Rolls-Royce cars are the epitome of luxury motoring. The mere mention of its name conjures up an image of a regal automobile with an impeccably dressed chauffeur waiting by its side. But anecdotal evidence shows that most Rollers are self-driven by multiple platinum hip-hop rappers or, in Singapore’s case, the patriarch.

Not that it’s a bad thing. After all, driving one is guaranteed to be an effortless affair as driver and occupants are cocooned in the luxurious confines of a cabin wrapped only in the finest leather that have been hand-stitched to exacting specifications. But “dynamic” was never a word associated with the brand – until recently.

The brand from Goodwood has touted this new “baby” Rolls as the most dynamic and powerful the company has built. Under the long bonnet of the Wraith is a 6.6-litre V12 turbocharged engine. It produces 624 bhp and a whopping 800 Nm of torque that is delivered from a mere 1,500 rpm. It can dash from a standstill to the benchmark 100km/h in 4.6 seconds. Interestingly, Rolls-Royce has avoided using the word “sporty” anywhere to describe this latest model. Not the website, not the brochure and not even the PR folks who were careful to avoid the S-word.

And rightfully so.

Despite the blistering acceleration figures, it never feels thuggish or brutal. It still wafts, albeit really quickly. One would notice, however, that the steering has more bite when tackling corners and the suspension is a tad firmer than any other RRs in the current line-up. Alas, it doesn’t pretend to be a tarmac-scorcher. It just wants to be a 2.5-tonne behemoth that is still athletic enough to stave off chasing paparazzi.

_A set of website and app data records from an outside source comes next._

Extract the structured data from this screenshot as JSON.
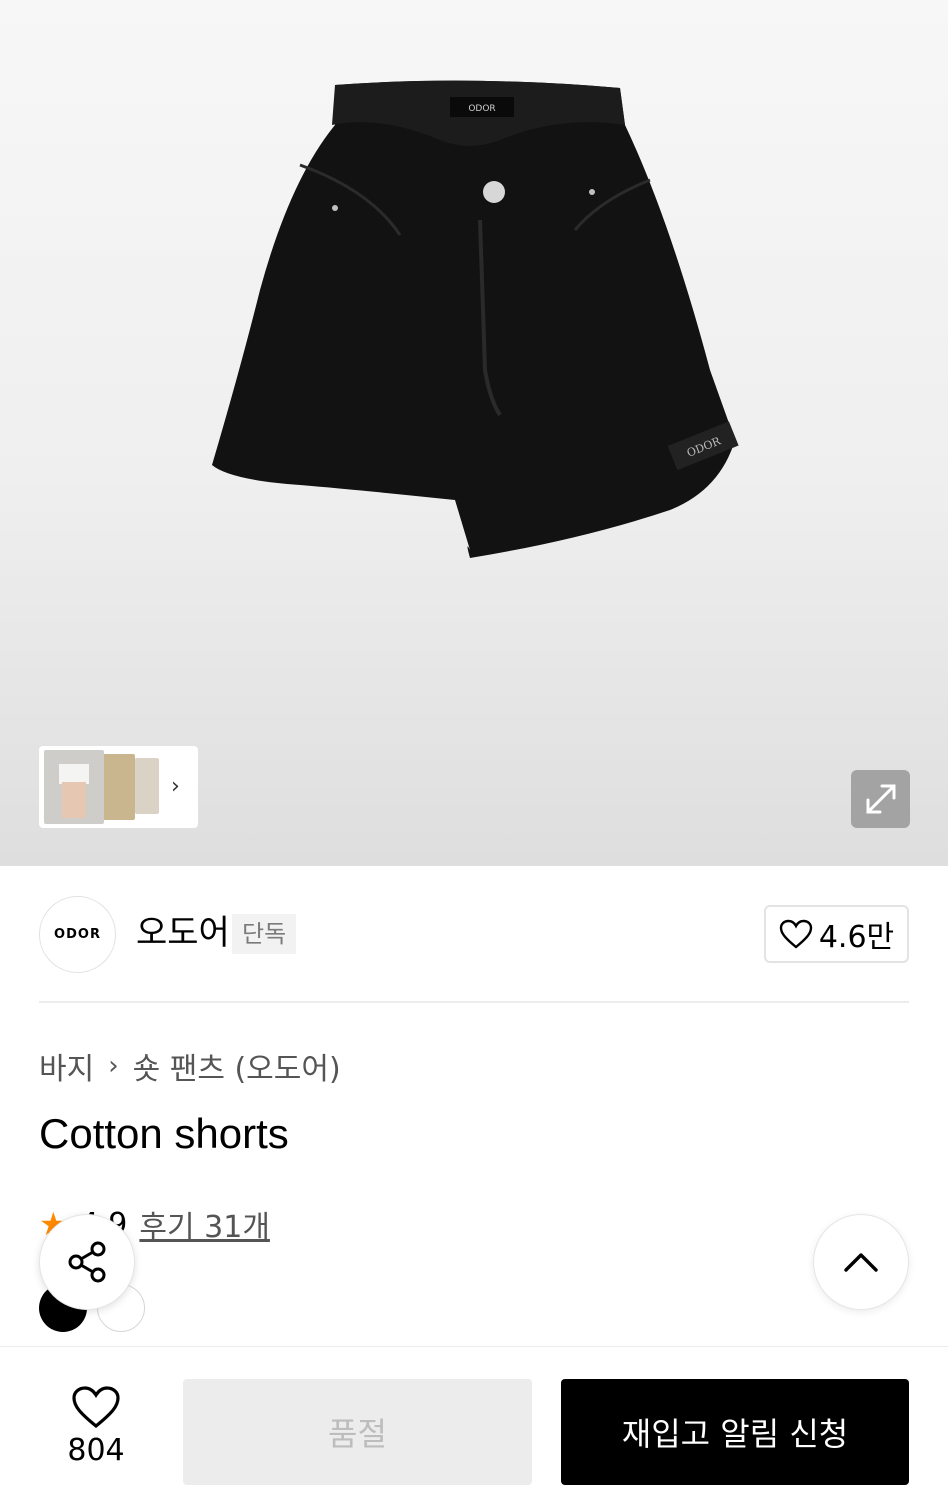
{
  "hero": {
    "image_alt": "black cotton shorts",
    "waist_label": "ODOR",
    "patch_label": "ODOR"
  },
  "brand": {
    "logo_text": "ODOR",
    "name": "오도어",
    "badge": "단독",
    "like_count": "4.6만"
  },
  "product": {
    "breadcrumb": [
      "바지",
      "숏 팬츠 (오도어)"
    ],
    "title": "Cotton shorts",
    "rating": "4.9",
    "reviews_label": "후기 31개",
    "colors": [
      "#000000",
      "#ffffff"
    ]
  },
  "bottom_bar": {
    "wish_count": "804",
    "soldout_label": "품절",
    "restock_label": "재입고 알림 신청"
  },
  "icons": {
    "share": "share-icon",
    "scroll_top": "chevron-up-icon",
    "expand": "expand-icon",
    "heart": "heart-icon"
  }
}
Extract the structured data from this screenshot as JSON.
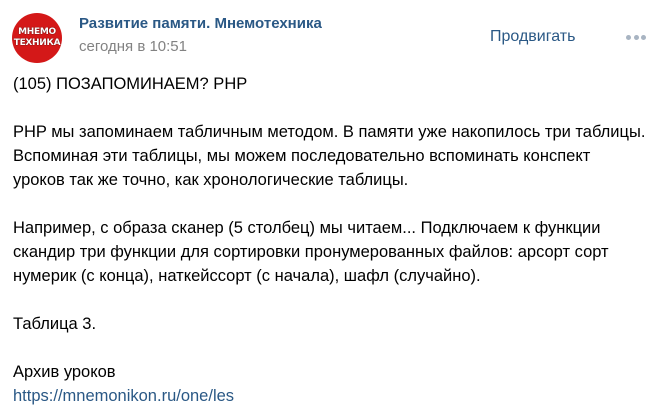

Apart from its eye-raising performance, the Wraith’s sleek roofline defines the proposition of this Grand Tourer. It’s stately, no, make that imposing. It’s not just its physical size, but the upright design of its front facade that exudes power and command. It’s no wonder other drivers turn to gawk as you hurtle past, pedestrians stop in their tracks to stare, and children and their grannies point. This is as much a car to be driving as to be seen in.

The Wraith is currently the smallest Rolls on offer today – but it’s hardly as diminutive size as its name suggests. It is has real estate more expansive than the largest flagship limousines from the Three-Pointed Star, Four Rings or its parent-company with the Blue-Roundel. Even its closest competitor, the Bentley Continental GT Speed, is a good 463mm shorter.

Entry into the cabin is in familiar Rolls-Royce fashion: you step into the car, instead of climbing into the car – thanks to the rear-hinged, frameless coach doors. Accessing the rear seats are also easier with this unique configuration. The doors can be manually pulled shut, or with the aid of a button that shuts the door automatically.

Like all other Rolls models on sale, the Wraith also has the trademark umbrellas hidden in the A-pillars. This is particularly useful for those rainy days without having to wet the thick-pile wool carpets that adorns the floorpan with your soggy brolly.

Such are the subtle details that Rolls-Royce has put into each carefully manufactured automobile.

But other features aren’t as discrete. The Starlight Headliner is a shining example, literally. You can have your own personal starry sky – even in the day – thanks to 1,340 optic fibres sewn into the roof liner.

New to the Wraith is the Spirit of Ecstasy Rotary Controller that allows you to navigate through the entertainment, telephone and navigation systems by swiping your fingers over its surface. An interesting feature hidden in the infotainment system is the Office feature that even boasts a voice recorder that allows you to take notes of your Eureka moment as you are driving.

A less visible technological advancement is the satellite navigation-based transmission that helps the smooth eight-speed gearbox predict the road ahead and chooses the right gear for the terrain. However, this is so technologically advanced that it has to be disabled in countries like South Korea due to national security issues. In Singapore, the lack of detailed GPS data for road inclinations mean that the system is also disabled. Nevertheless, the smooth-shifting transmission is so smooth that you hardly feel the need for any more sophistication, especially on the rather flat roads we have here.

Priced above the million dollar mark, depending on the options you choose, there are few obvious options including out and out hypercars. But there are none that offer such opulence befitting royalty. While self-driving a Rolls-Royce may seem like an absurd notion elsewhere in the world, the unique consumption habits here makes a strong case for the Wraith as its driver-focusedness means you get to luxuriate in the finest motor car and enjoy the drive at the same time.